SWARTZ: You know, I don`t know how many there are, but there doesn`t seem to be much effort to stop them. I mean, part of my reporting was realizing that Philips` history goes back to the 80s, where he`s been pulling this kind of thing. And I don`t mean to use that language. He`s been raising funds to protect the vote for decades, and no one has stopped him. There`s been one lawsuit against True the Vote, but that was it ended up being tried here. And it was dismissed by the Attorney General here. So I think, you know, the more successful these groups are, the more there will be.

MENENDEZ: You raise such an important point, which is some of these efforts predate Donald Trump, it just that then Donald Trump with his big megaphone, and his influence actually gives them more legitimacy, more juice, and turbo charges and then we keep having this conversation about what it is going to take to root out the big lie, right, to get people to buy back into our democracy and part of it I think your answer is follow the money.

SWARTZ: Well, I think it`s follow the money but I also thought about this a lot since and I think the lawsuit brought by Dominion. That`s a way to stop these people. I think more you know, I`m afraid we`re going to have to fight big money with big money. But I think that we`re just beginning to see some success against fighting voter fraud, but we`ll see what the next election.

MENENDEZ: Mimi Swartz, thank you so much for bringing us your reporting. Coming up, stunning an astronomer no easy feat but new images of Jupiter if did. What it tells us about the inner workings of our solar system`s largest planet when THE 11TH HOUR continues.




UNIDENTIFIED MALE: In Pasadena, more pictures came in from the Voyager spacecraft. They show something not known before that Jupiter has a ring around it like Saturn. The ring is composed of space debris, and is several miles thick.


MENENDEZ: The last thing before we go tonight, fifth rock from the Sun. Earth got shut down me too. Well, let`s venture into the cosmos for a breather. Back in 1979, the Voyager space probes began sending pictures of Jupiter back to Earth. Scientists were surprised to find moons of fire and dice and then rings around the planet now and what NASA called giant news from the giant planet. The James Webb Telescope is sending back much more detailed images.

A camera with three specialized infrared filters was used to create these images. NASA says that since infrared light is invisible to the human eye, but light has been mapped onto the visible spectrum. And according to one planetary astronomer, quote, we`ve never seen Jupiter like this. It`s all quite incredible that it really expected it to be this good to be honest.

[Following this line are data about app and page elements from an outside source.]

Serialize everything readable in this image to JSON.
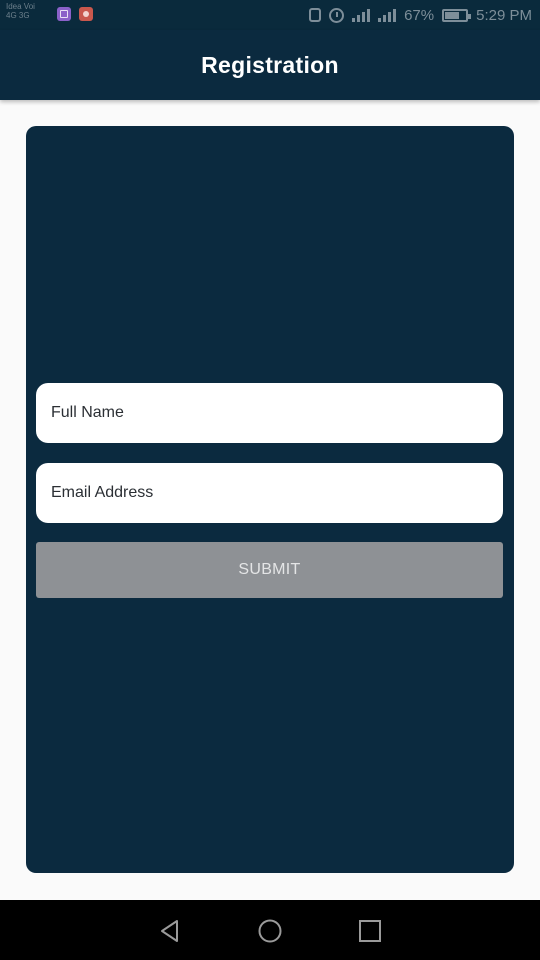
{
  "status_bar": {
    "carrier_line1": "Idea Voi",
    "carrier_line2": "4G 3G",
    "battery_text": "67%",
    "time": "5:29 PM",
    "icons": [
      "app-notification-icon",
      "screen-recorder-icon",
      "vibrate-icon",
      "alarm-icon",
      "signal-icon",
      "signal-icon",
      "battery-icon"
    ]
  },
  "app_bar": {
    "title": "Registration"
  },
  "form": {
    "full_name": {
      "placeholder": "Full Name",
      "value": ""
    },
    "email": {
      "placeholder": "Email Address",
      "value": ""
    },
    "submit_label": "SUBMIT"
  },
  "nav_bar": {
    "icons": [
      "back-icon",
      "home-icon",
      "recent-apps-icon"
    ]
  },
  "colors": {
    "primary": "#0b2a3f",
    "background": "#fafafa",
    "submit_disabled": "#8e9195",
    "field_bg": "#ffffff"
  }
}
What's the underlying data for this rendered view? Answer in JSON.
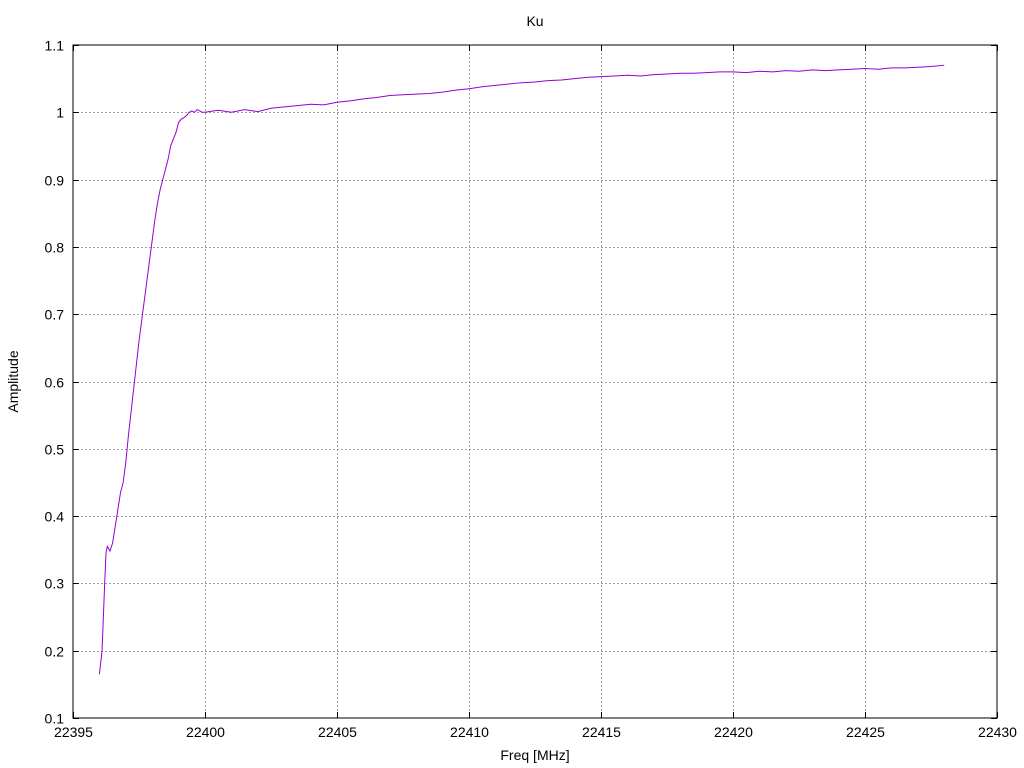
{
  "chart_data": {
    "type": "line",
    "title": "Ku",
    "xlabel": "Freq [MHz]",
    "ylabel": "Amplitude",
    "xlim": [
      22395,
      22430
    ],
    "ylim": [
      0.1,
      1.1
    ],
    "xticks": [
      22395,
      22400,
      22405,
      22410,
      22415,
      22420,
      22425,
      22430
    ],
    "yticks": [
      0.1,
      0.2,
      0.3,
      0.4,
      0.5,
      0.6,
      0.7,
      0.8,
      0.9,
      1,
      1.1
    ],
    "xtick_labels": [
      "22395",
      "22400",
      "22405",
      "22410",
      "22415",
      "22420",
      "22425",
      "22430"
    ],
    "ytick_labels": [
      "0.1",
      "0.2",
      "0.3",
      "0.4",
      "0.5",
      "0.6",
      "0.7",
      "0.8",
      "0.9",
      "1",
      "1.1"
    ],
    "grid": true,
    "legend": "none",
    "series": [
      {
        "color": "#9400d3",
        "x": [
          22396.0,
          22396.1,
          22396.2,
          22396.25,
          22396.3,
          22396.4,
          22396.5,
          22396.6,
          22396.7,
          22396.8,
          22396.9,
          22397.0,
          22397.1,
          22397.2,
          22397.3,
          22397.4,
          22397.5,
          22397.6,
          22397.7,
          22397.8,
          22397.9,
          22398.0,
          22398.1,
          22398.2,
          22398.3,
          22398.4,
          22398.5,
          22398.6,
          22398.7,
          22398.8,
          22398.9,
          22399.0,
          22399.1,
          22399.2,
          22399.3,
          22399.4,
          22399.5,
          22399.6,
          22399.7,
          22399.8,
          22399.9,
          22400.0,
          22400.5,
          22401.0,
          22401.5,
          22402.0,
          22402.5,
          22403.0,
          22403.5,
          22404.0,
          22404.5,
          22405.0,
          22405.5,
          22406.0,
          22406.5,
          22407.0,
          22407.5,
          22408.0,
          22408.5,
          22409.0,
          22409.5,
          22410.0,
          22410.5,
          22411.0,
          22411.5,
          22412.0,
          22412.5,
          22413.0,
          22413.5,
          22414.0,
          22414.5,
          22415.0,
          22415.5,
          22416.0,
          22416.5,
          22417.0,
          22417.5,
          22418.0,
          22418.5,
          22419.0,
          22419.5,
          22420.0,
          22420.5,
          22421.0,
          22421.5,
          22422.0,
          22422.5,
          22423.0,
          22423.5,
          22424.0,
          22424.5,
          22425.0,
          22425.5,
          22426.0,
          22426.5,
          22427.0,
          22427.5,
          22428.0
        ],
        "y": [
          0.165,
          0.2,
          0.3,
          0.345,
          0.355,
          0.348,
          0.36,
          0.385,
          0.41,
          0.435,
          0.45,
          0.48,
          0.52,
          0.555,
          0.59,
          0.625,
          0.66,
          0.69,
          0.72,
          0.75,
          0.78,
          0.81,
          0.84,
          0.865,
          0.885,
          0.9,
          0.915,
          0.93,
          0.95,
          0.96,
          0.97,
          0.985,
          0.99,
          0.992,
          0.995,
          1.0,
          1.002,
          1.0,
          1.004,
          1.002,
          1.0,
          1.0,
          1.003,
          1.0,
          1.004,
          1.001,
          1.006,
          1.008,
          1.01,
          1.012,
          1.011,
          1.015,
          1.017,
          1.02,
          1.022,
          1.025,
          1.026,
          1.027,
          1.028,
          1.03,
          1.033,
          1.035,
          1.038,
          1.04,
          1.042,
          1.044,
          1.045,
          1.047,
          1.048,
          1.05,
          1.052,
          1.053,
          1.054,
          1.055,
          1.054,
          1.056,
          1.057,
          1.058,
          1.058,
          1.059,
          1.06,
          1.06,
          1.059,
          1.061,
          1.06,
          1.062,
          1.061,
          1.063,
          1.062,
          1.063,
          1.064,
          1.065,
          1.064,
          1.066,
          1.066,
          1.067,
          1.068,
          1.07
        ]
      }
    ]
  }
}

NASA also tweeted this labeled version suggesting we check out the bright waves, swirls and vortices and Jupiter`s atmosphere as well as the dark ring system 1 million times fainter than the planet. Two Moons of Jupiter including one that`s only about 12 miles across they are on the left.

The second photo is created from a composite of several images. The auroras on both the northern and southern poles are visible, as well as the planets Great Red Spot seen here in white. NASA says that spot is actually a storm so big, it could swallow Earth. Yikes.

Then there`s the common misconception that there is no sound in space turns out that`s because most of space is a vacuum. But over the weekend NASA released remix sounds from a black hole 240 million light years away. Take a listen.

And with that, I think I am ready to head back to Earth.


I want to wish you all a good night from all of our colleagues across the networks of NBC News. Thank you for staying up late. We`ll see you here tomorrow at the end of your day.